These large London plane trees along the waterfront in Poulsbo, WA help intercept and slow down rain water. This spring we have been encountering some extraordinary rainy weather. Since March we have been hearing about the rain setting records throughout Washington—for instance, in the entire month of June, Seattle usually averages 1.45 inches of rain. … Continue reading Timely Tree Tips: Rainfall interception in urban areas

Timely Tree Tips — Assessing Damage After a Winter Storm

Recently, it seems like the whole state was blanketed with winter storm activities, which has now left some parts of Washington experiencing flood risks, avalanche warnings, and post-storm tree damage. When winter storms sweep through, they can leave behind wet, heavy snow or thick layers of ice. If a tree is weak, diseased or previously … Continue reading Timely Tree Tips — Assessing Damage After a Winter Storm

Winter Tree ID Part 1 – No Leaves, No Problem

Winter may seem like the worst time of the year to identify trees− because without leaves to look at, recognition of common species can become tricky for most people. However, arborists regularly inspect, prune, and perform other maintenance activities on trees in winter months and knowing the species is key to getting the job done … Continue reading Winter Tree ID Part 1 – No Leaves, No Problem

Tree City USA Bulletins & Resources

Annual Tree City USA applications for Washington communities were due on December 1. Did your community submit their 2021 application? If not, you can still do so, email Jessica.Lloyd@dnr.wa.gov for more information. To help cities maintain and grow their tree cover, the Arbor Day Foundation has published more than 100 Tree City USA Bulletins on … Continue reading Tree City USA Bulletins & Resources

Timely Tree Tips: Summer Tree Care

Whenever there’s a heatwave like the one we experienced at the end of June, people are warned to stay indoors, drink plenty of fluids and watch for signs of heat stress. These are steps we instinctively take to cope with hotter than normal temperatures. Similarly to ourselves, our trees also just endured numerous days of … Continue reading Timely Tree Tips: Summer Tree Care

A Tree to Try: Red Horsechestnut (Aesculus x carnea)

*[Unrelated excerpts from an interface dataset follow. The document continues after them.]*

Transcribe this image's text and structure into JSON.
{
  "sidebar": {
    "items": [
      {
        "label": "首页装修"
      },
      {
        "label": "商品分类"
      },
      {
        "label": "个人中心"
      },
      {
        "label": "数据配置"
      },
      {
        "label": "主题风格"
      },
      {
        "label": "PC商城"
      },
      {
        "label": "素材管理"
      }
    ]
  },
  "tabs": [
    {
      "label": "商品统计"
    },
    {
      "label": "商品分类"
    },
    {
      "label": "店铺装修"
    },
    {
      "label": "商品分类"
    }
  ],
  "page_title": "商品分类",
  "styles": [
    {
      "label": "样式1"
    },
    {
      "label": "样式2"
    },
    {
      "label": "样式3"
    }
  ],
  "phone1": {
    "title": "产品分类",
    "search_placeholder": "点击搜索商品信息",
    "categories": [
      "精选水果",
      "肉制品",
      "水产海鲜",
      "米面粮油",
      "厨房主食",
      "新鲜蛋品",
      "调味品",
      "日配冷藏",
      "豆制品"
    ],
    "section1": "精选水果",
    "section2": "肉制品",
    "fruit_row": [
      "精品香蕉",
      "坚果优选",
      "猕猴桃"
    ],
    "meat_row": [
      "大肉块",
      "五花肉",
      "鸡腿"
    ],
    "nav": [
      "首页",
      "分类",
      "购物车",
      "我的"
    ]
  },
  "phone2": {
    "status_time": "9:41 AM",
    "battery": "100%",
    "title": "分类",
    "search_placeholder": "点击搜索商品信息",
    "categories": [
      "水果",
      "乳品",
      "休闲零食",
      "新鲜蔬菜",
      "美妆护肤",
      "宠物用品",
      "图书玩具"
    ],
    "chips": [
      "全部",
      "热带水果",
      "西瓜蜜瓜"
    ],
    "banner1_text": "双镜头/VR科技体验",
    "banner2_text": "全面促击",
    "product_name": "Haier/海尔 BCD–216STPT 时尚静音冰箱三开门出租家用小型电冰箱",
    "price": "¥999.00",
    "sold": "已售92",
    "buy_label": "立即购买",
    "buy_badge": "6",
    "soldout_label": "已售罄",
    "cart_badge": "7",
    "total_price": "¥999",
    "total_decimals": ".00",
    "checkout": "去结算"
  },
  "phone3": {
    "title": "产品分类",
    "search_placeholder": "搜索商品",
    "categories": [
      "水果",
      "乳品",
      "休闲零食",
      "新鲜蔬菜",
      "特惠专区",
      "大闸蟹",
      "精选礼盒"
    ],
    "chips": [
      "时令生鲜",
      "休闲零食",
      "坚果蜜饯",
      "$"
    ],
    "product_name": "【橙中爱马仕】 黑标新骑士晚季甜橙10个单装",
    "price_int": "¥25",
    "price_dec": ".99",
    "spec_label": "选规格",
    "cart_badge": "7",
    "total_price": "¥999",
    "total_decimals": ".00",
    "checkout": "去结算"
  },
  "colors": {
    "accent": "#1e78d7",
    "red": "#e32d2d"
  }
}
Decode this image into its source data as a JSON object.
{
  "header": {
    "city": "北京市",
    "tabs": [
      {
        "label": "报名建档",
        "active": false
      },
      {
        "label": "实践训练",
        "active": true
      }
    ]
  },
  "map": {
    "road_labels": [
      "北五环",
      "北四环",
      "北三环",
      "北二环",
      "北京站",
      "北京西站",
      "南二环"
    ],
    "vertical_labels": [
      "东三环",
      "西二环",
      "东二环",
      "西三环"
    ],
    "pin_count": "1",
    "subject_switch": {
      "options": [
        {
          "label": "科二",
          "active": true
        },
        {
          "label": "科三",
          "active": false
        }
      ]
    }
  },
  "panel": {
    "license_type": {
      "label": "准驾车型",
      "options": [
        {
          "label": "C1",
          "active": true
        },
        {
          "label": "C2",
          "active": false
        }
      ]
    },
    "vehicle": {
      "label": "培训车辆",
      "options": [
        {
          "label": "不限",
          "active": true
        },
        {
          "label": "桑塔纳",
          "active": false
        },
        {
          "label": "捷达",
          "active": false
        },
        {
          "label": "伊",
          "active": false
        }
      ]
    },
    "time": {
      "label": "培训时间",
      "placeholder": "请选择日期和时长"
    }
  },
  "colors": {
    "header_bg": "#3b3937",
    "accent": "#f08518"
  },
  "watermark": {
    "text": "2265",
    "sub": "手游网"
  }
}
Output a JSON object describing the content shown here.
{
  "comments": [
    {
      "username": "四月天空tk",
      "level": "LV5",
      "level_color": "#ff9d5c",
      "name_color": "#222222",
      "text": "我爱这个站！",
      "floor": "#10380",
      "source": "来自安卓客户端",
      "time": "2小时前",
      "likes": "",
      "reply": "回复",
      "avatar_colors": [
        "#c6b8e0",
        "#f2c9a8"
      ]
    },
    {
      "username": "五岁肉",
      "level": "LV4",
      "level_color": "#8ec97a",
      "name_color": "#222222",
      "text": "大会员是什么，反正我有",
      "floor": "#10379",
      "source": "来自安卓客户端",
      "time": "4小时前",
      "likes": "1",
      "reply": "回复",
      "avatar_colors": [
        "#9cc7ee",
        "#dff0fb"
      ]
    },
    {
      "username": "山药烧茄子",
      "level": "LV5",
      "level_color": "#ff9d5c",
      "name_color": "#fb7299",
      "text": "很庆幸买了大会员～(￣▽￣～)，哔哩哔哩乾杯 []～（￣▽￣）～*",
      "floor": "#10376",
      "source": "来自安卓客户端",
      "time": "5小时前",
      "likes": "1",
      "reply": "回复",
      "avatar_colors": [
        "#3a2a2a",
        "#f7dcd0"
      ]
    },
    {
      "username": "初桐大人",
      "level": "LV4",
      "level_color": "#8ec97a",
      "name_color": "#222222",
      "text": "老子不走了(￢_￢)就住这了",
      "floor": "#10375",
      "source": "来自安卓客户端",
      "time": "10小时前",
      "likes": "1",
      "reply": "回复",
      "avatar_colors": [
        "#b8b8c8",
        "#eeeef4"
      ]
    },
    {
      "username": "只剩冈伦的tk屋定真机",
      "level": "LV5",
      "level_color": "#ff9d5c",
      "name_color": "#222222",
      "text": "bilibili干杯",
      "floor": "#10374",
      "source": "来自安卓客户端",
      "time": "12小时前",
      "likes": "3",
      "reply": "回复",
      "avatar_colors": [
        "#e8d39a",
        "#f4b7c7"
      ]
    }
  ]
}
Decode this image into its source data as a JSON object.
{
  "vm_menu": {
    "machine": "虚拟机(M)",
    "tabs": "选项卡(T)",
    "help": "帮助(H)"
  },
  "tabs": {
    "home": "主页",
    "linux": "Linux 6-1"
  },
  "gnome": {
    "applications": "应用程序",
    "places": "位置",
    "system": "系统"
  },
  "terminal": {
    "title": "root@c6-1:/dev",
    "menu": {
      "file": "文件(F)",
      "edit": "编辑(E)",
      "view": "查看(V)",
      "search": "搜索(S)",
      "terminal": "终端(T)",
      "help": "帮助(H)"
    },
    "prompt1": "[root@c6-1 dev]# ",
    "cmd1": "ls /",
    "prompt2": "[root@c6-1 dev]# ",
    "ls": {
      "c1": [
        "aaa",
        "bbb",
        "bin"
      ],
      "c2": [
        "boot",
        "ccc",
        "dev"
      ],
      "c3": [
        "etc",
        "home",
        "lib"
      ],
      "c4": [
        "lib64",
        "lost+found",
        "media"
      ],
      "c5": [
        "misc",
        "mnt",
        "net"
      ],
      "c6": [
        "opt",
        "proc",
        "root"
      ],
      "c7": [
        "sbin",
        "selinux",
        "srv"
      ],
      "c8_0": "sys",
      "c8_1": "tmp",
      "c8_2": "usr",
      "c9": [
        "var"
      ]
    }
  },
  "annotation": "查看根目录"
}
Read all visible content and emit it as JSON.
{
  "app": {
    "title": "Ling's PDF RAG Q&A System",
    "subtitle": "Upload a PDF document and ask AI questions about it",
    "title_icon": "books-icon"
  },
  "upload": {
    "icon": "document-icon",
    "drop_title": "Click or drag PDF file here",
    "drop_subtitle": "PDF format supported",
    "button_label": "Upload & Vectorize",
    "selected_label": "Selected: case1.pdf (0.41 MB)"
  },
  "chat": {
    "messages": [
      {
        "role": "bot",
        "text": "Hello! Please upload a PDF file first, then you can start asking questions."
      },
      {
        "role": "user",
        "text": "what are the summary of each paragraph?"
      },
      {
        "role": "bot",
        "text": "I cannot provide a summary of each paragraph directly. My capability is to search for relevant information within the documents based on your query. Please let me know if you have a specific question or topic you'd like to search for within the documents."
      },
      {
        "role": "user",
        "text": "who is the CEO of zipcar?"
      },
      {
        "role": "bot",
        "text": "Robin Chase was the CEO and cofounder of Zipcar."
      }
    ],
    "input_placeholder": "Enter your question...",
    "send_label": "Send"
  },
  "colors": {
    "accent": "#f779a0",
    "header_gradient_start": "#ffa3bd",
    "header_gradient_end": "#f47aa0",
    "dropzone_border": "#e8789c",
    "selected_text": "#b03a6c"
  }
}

The attractive Aesculus × carnea (red Horsechestnut) tends to be a mystery− its origins are unconfirmed and a subject of controversy among arborists and researchers alike. Some sources claim the origins lay in 1820 Germany, while others in 1858 France, and there may be additional claims we are forgetting to mention. Regardless, most experts believe … Continue reading A Tree to Try: Red Horsechestnut (Aesculus x carnea)

Preparing Your Urban Forest for the Next Storm

Wind, ice, snow and wildfires can leave a city a mess. The snow and ice storms we experienced in western Washington earlier this year knocked out power lines and littered sidewalks, business districts and streets with limbs. Trees that were otherwise healthy and strong may have been damaged, and more frequently, the unhealthy and more … Continue reading Preparing Your Urban Forest for the Next Storm

The complex issue of urban soils, people and trees

A couple years ago, during what I thought was a business-as-usual downtown park tree planting, my volunteer group came across a startling discovery. They were digging large holes for our 2” caliper trees then, at about 2 feet of digging, “clonk”— shovels started to hit a plane of bricks. The planting instantly became not-so-normal as … Continue reading The complex issue of urban soils, people and trees

Forester’s Notes During a Pandemic

This article is reposted with permission as it originally appeared on the Washington State University Puget Sound Extension Forestry E-Newsletter on August 5, 2020. Click here for the original version and to subscribe to the newsletter. These are the Forester's Notes of Kevin Zobrist, Professor at the Extension Forestry, Washington State University. Protecting the vulnerable  This virus … Continue reading Forester’s Notes During a Pandemic